REQUIREMENT ->
Set down the records exactly, and omit any image found in them.

-----

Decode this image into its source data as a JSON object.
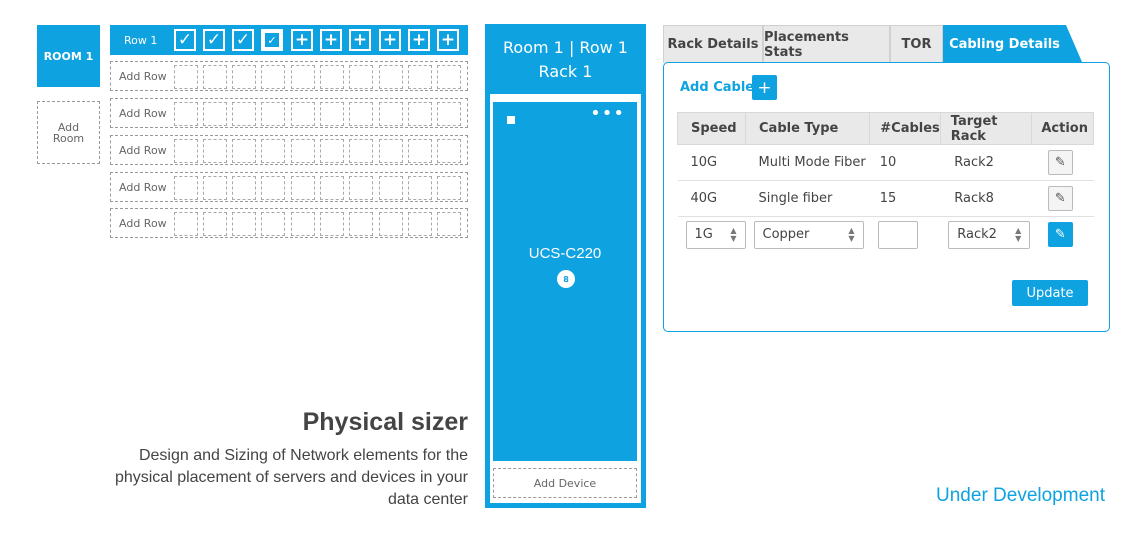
{
  "rooms": {
    "room1": "ROOM 1",
    "add_room": "Add Room"
  },
  "rows": {
    "active_label": "Row 1",
    "add_label": "Add Row",
    "active_slots": [
      "check",
      "check",
      "check",
      "checkbox",
      "plus",
      "plus",
      "plus",
      "plus",
      "plus",
      "plus"
    ]
  },
  "rack": {
    "title_line1": "Room 1 | Row 1",
    "title_line2": "Rack 1",
    "device_name": "UCS-C220",
    "device_count": "8",
    "add_device": "Add Device"
  },
  "tabs": [
    "Rack Details",
    "Placements Stats",
    "TOR",
    "Cabling Details"
  ],
  "cabling": {
    "add_cable": "Add Cable",
    "columns": [
      "Speed",
      "Cable Type",
      "#Cables",
      "Target Rack",
      "Action"
    ],
    "rows": [
      {
        "speed": "10G",
        "cable_type": "Multi Mode Fiber",
        "cables": "10",
        "target_rack": "Rack2"
      },
      {
        "speed": "40G",
        "cable_type": "Single fiber",
        "cables": "15",
        "target_rack": "Rack8"
      }
    ],
    "edit_row": {
      "speed": "1G",
      "cable_type": "Copper",
      "cables": "",
      "target_rack": "Rack2"
    },
    "update": "Update"
  },
  "footer": {
    "headline": "Physical sizer",
    "description": "Design and Sizing of Network elements for the physical placement of servers and devices in your data center",
    "status": "Under Development"
  },
  "colors": {
    "accent": "#0ea2e0"
  }
}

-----

ANSWER FOR THE TASK ->
Decode this image into its source data as a JSON object.
{
  "rooms": {
    "room1": "ROOM 1",
    "add_room": "Add Room"
  },
  "rows": {
    "active_label": "Row 1",
    "add_label": "Add Row",
    "active_slots": [
      "check",
      "check",
      "check",
      "checkbox",
      "plus",
      "plus",
      "plus",
      "plus",
      "plus",
      "plus"
    ]
  },
  "rack": {
    "title_line1": "Room 1 | Row 1",
    "title_line2": "Rack 1",
    "device_name": "UCS-C220",
    "device_count": "8",
    "add_device": "Add Device"
  },
  "tabs": [
    "Rack Details",
    "Placements Stats",
    "TOR",
    "Cabling Details"
  ],
  "cabling": {
    "add_cable": "Add Cable",
    "columns": [
      "Speed",
      "Cable Type",
      "#Cables",
      "Target Rack",
      "Action"
    ],
    "rows": [
      {
        "speed": "10G",
        "cable_type": "Multi Mode Fiber",
        "cables": "10",
        "target_rack": "Rack2"
      },
      {
        "speed": "40G",
        "cable_type": "Single fiber",
        "cables": "15",
        "target_rack": "Rack8"
      }
    ],
    "edit_row": {
      "speed": "1G",
      "cable_type": "Copper",
      "cables": "",
      "target_rack": "Rack2"
    },
    "update": "Update"
  },
  "footer": {
    "headline": "Physical sizer",
    "description": "Design and Sizing of Network elements for the physical placement of servers and devices in your data center",
    "status": "Under Development"
  },
  "colors": {
    "accent": "#0ea2e0"
  }
}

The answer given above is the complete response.